(On a side note: A story bible is a helpful tool for most writers not plotting. Keep jots on what's happening, who your characters are, scenes you think of, and needed corrections discovered as you go.)
The main thing is to start with the first word and don't stop writing until you reach the end.
Caution: This has been my method for short stories and novellas. I'm about to begin a new novel using this method, but cannot conclude for sure if it is doable. My worry is the story will be too long to discover through this method. But after trying plotting with no results, what do I have to lose?
Good luck in your writing!
:) After writing up this post Monday Morning, I discovered later in the day, Roni Loren's blog touched upon the same subject - the writing process. For more on the topic visit her blog - Fiction Groupie.
Penny Lockwood Ehrenkranz invited me over to One Writer's Journey for an interview. Come join us to find out how I write, advice for new writers, and some other tidbits. Be sure to comment for a chance to win a free copy of Seduced by Darkness.
I re-read an article by Stephen King today.
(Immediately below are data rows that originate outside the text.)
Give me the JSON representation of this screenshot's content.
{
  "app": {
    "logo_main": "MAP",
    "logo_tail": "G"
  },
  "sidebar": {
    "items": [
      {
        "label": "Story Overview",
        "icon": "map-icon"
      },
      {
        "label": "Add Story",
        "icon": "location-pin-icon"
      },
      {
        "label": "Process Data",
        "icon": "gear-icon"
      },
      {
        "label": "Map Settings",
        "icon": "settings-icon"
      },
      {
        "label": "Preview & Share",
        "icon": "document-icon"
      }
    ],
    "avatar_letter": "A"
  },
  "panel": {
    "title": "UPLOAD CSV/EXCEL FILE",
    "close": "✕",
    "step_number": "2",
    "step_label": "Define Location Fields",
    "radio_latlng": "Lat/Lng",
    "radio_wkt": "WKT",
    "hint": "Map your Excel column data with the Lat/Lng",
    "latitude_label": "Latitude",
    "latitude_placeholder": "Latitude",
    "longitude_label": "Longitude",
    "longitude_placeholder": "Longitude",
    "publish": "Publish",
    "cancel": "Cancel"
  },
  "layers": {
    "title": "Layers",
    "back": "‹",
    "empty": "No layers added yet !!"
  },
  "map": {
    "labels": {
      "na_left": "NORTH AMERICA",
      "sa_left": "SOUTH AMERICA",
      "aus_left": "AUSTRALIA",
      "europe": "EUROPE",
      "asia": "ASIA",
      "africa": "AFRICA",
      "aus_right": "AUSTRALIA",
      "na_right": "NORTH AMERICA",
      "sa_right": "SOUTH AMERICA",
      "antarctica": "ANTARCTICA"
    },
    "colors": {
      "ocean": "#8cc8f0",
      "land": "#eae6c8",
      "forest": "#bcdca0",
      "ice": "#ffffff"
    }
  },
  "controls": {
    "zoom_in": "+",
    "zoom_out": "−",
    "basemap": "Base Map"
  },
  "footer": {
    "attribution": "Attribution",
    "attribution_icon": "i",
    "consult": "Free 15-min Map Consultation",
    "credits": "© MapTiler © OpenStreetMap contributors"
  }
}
He talks of his muse, and his description makes me laugh.
"It's a scruffy little thing with fleas and often smells of whatever nasty mess it's been rolling in."
What else would you expect from a man who has the heart of a boy?
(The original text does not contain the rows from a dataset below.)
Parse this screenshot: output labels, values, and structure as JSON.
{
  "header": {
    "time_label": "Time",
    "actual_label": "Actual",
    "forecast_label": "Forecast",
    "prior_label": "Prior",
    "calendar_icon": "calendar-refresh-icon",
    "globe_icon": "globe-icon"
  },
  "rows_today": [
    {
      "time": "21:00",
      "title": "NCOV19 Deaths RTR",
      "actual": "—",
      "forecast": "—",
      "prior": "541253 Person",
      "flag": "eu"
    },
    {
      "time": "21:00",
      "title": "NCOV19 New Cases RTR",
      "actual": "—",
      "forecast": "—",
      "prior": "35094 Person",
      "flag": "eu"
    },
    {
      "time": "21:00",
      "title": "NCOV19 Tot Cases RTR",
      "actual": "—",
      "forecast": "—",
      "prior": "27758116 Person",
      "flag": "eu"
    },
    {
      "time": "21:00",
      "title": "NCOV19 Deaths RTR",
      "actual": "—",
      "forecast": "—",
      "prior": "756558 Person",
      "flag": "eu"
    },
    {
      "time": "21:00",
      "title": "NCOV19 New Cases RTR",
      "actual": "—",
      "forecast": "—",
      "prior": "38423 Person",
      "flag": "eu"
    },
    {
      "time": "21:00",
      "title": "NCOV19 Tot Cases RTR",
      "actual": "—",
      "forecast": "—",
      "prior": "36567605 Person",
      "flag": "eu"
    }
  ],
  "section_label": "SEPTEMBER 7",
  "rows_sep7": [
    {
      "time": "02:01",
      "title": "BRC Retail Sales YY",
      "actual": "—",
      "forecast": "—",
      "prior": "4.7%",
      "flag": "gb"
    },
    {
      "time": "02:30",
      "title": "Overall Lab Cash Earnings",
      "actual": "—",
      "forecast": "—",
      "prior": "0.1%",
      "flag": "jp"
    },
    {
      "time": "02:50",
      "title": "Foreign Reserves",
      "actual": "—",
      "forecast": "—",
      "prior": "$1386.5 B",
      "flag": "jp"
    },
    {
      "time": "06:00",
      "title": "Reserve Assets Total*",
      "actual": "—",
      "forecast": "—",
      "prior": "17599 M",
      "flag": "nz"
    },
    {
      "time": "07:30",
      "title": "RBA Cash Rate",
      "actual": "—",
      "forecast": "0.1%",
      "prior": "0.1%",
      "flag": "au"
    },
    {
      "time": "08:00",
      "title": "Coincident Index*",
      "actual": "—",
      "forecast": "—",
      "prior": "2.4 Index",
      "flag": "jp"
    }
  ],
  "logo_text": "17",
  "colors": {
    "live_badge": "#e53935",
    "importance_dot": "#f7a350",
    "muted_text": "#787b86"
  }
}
"People want to know why I do this, why I write such gross stuff. I like to tell them I have the heart of a small boy... and I keep it in a jar on my desk."
When I think of my muse, I envision a fairy like creature. She has the face of an angel and beautiful pink and purple wings. Maybe I need to ask for a replacement. She may not be up for scaring my readers. :)
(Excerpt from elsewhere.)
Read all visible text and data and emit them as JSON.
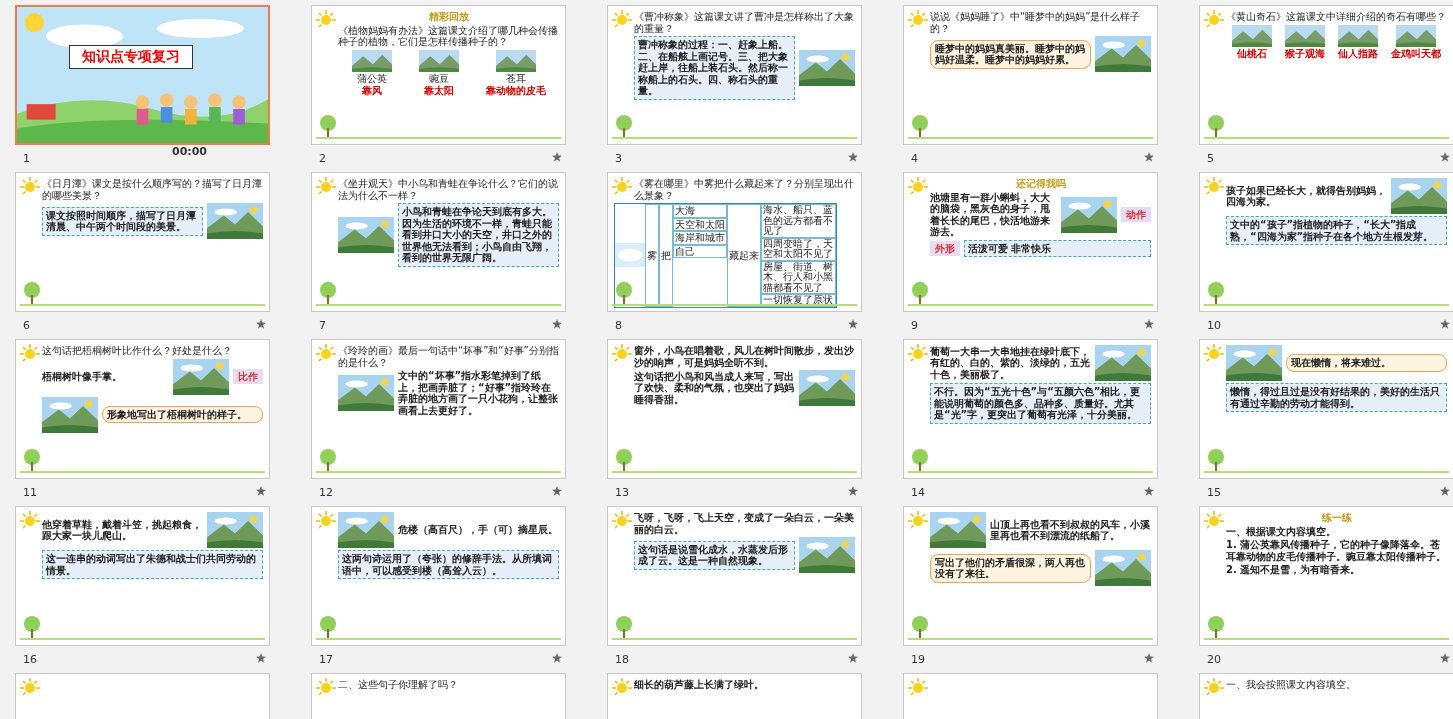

Do you have a muse? What does he/she look like? Do you have more than one, taking shifts?
I ran across this video of Elizabeth Gilbert, author of Eat, Pray, Love. She talks about her thoughts on the writer's muse. I thought you might enjoy.
I usually keep my tarot posts on my tarot blog to keep from offending anyone here on the writing side. But as more and more writers turn to the tarot for inspiration, I decided to share a few links here for the writers who might want to explore what I'm calling, MUSE GUIDANCE.
You can begin your journey by jumping over to my Tarot Guidance page for articles on reading the cards and some information on spreads for writers.
I do not own this book, but it seems a good place to start for the beginner. I may be putting it on my to-buy list, just haven't decided yet - Tarot for Writers by Corrine Kenner. Here's an interesting quote from the beginning of the book. (Writers from John Steinbeck to Stephen King have used tarot cards for inspiration, and Italian novelist Italo Calvino went so far as to call the tarot “a machine for writing stories.")
I'm also going to send you to a writer's blog - Raelyn Barclay presents a few spreads and exercises, to use for your Muse Guidance activities, along with some great links outside her blog.
That should keep you busy for a little while. If you have any questions concerning using the tarot to guide your muse, feel free to ask in comments and/or through the contact page.
The image you see above is the back of the cards - Crystal Visions Tarot by Jennifer Galasso. I bought these near the end of the year and have assigned them the role of Guiding My Muse. In my opinion, a separate deck should be used for creative matters. This back cover screams creativity and the images are very interesting. Stop by Tarot Guidance Thursday, Jan. 5th, for a full review on this deck.